Join query evaluation with ordering is a fundamental data processing task in relational database management systems. SQL and custom graph query languages such as Cypher offer this functionality by allowing users to specify the order via the ORDER BY clause. In many scenarios, the users also want to see the first k results quickly (expressed by the LIMIT clause), but the value of k is not predetermined as user queries are arriving in an online fashion. Recent work has made considerable progress in identifying optimal algorithms for ranked enumeration of join queries that do not contain any projections. In this paper, we initiate the study of the problem of enumerating results in ranked order for queries with projections. Our main result shows that for any acyclic query, it is possible to obtain a nearlinear (in the size of the database) delay algorithm after only a linear time preprocessing step for two important ranking functions: sum and lexicographic ordering. For a practical subset of acyclic queries known as star queries, we show an even stronger result that allows a user to obtain a smooth tradeoff between faster answering time guarantees using more preprocessing time. Our results are also extensible to queries containing cycles and unions. We also perform a comprehensive experimental evaluation to demonstrate that our algorithms, which are simple to implement, improve up to three orders of magnitude in the running time over stateoftheart algorithms implemented within opensource RDBMS and specialized graph databases.more » « less

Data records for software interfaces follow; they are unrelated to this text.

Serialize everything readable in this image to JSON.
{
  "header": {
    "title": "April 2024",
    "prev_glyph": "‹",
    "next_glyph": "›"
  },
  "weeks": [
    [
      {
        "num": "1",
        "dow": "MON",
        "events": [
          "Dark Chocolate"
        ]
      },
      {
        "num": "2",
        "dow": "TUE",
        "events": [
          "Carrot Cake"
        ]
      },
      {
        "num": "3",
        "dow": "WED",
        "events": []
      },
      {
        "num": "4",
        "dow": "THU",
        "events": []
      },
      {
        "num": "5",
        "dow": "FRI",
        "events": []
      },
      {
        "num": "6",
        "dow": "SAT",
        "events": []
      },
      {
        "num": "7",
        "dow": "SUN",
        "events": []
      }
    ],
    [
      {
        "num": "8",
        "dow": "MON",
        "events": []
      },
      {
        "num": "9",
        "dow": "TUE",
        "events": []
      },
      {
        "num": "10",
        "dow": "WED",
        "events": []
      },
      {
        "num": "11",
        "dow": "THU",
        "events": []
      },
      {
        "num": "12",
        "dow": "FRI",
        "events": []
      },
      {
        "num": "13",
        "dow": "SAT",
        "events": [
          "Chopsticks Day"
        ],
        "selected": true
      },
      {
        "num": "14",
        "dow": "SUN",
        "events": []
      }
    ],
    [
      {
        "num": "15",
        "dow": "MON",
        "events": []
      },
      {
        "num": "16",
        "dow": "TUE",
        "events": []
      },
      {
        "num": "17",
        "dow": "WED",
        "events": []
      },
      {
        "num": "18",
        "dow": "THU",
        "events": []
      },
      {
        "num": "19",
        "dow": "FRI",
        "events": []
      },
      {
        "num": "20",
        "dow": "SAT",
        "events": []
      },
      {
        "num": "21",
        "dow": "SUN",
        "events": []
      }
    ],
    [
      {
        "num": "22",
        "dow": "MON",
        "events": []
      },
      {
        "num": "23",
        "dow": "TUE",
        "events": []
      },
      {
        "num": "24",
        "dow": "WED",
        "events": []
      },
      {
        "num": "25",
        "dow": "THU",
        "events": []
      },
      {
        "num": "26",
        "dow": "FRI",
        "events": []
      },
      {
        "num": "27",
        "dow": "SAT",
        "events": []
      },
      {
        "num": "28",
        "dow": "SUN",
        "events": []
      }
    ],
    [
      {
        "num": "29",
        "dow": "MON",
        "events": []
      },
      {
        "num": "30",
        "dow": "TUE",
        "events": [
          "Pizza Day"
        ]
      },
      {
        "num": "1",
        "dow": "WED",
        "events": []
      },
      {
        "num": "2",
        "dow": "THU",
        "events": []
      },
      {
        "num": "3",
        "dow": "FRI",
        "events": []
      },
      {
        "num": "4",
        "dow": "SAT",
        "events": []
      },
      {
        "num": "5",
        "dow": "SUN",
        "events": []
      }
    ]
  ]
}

Woodruff, David P. (Ed.)We give improved algorithms for maintaining edgeorientations of a fullydynamic graph, such that the maximum outdegree is bounded. On one hand, we show how to orient the edges such that maximum outdegree is proportional to the arboricity $\alpha$ of the graph, in, either, an amortised update time of $O(\log^2 n \log \alpha)$, or a worstcase update time of $O(\log^3 n \log \alpha)$. On the other hand, motivated by applications including dynamic maximal matching, we obtain a different tradeoff. Namely, the improved update time of either $O(\log n \log \alpha)$, amortised, or $O(\log ^2 n \log \alpha)$, worstcase, for the problem of maintaining an edgeorientation with at most $O(\alpha + \log n)$ outedges per vertex. Finally, all of our algorithms naturally limit the recourse to be polylogarithmic in $n$ and $\alpha$. Our algorithms adapt to the current arboricity of the graph, and yield improvements over previous work: Firstly, we obtain deterministic algorithms for maintaining a $(1+\varepsilon)$ approximation of the maximum subgraph density, $\rho$, of the dynamic graph. Our algorithms have update times of $O(\varepsilon^{6}\log^3 n \log \rho)$ worstcase, and $O(\varepsilon^{4}\log^2 n \log \rho)$ amortised, respectively. We may output a subgraph $H$ of the input graph where its density is a $(1+\varepsilon)$ approximation of the maximum subgraph density in time linear in the size of the subgraph. These algorithms have improved update time compared to the $O(\varepsilon^{6}\log ^4 n)$ algorithm by Sawlani and Wang from STOC 2020. Secondly, we obtain an $O(\varepsilon^{6}\log^3 n \log \alpha)$ worstcase update time algorithm for maintaining a $(1~+~\varepsilon)\textnormal{OPT} + 2$ approximation of the optimal outorientation of a graph with adaptive arboricity $\alpha$, improving the $O(\varepsilon^{6}\alpha^2 \log^3 n)$ algorithm by Christiansen and Rotenberg from ICALP 2022. This yields the first worstcase polylogarithmic dynamic algorithm for decomposing into $O(\alpha)$ forests. Thirdly, we obtain arboricityadaptive fullydynamic deterministic algorithms for a variety of problems including maximal matching, $\Delta+1$ colouring, and matrix vector multiplication. All update times are worstcase $O(\alpha+\log^2n \log \alpha)$, where $\alpha$ is the current arboricity of the graph. For the maximal matching problem, the stateoftheart deterministic algorithms by Kopelowitz, Krauthgamer, Porat, and Solomon from ICALP 2014 runs in time $O(\alpha^2 + \log^2 n)$, and by Neiman and Solomon from STOC 2013 runs in time $O(\sqrt{m})$. We give improved running times whenever the arboricity $\alpha \in \omega( \log n\sqrt{\log\log n})$.more » « less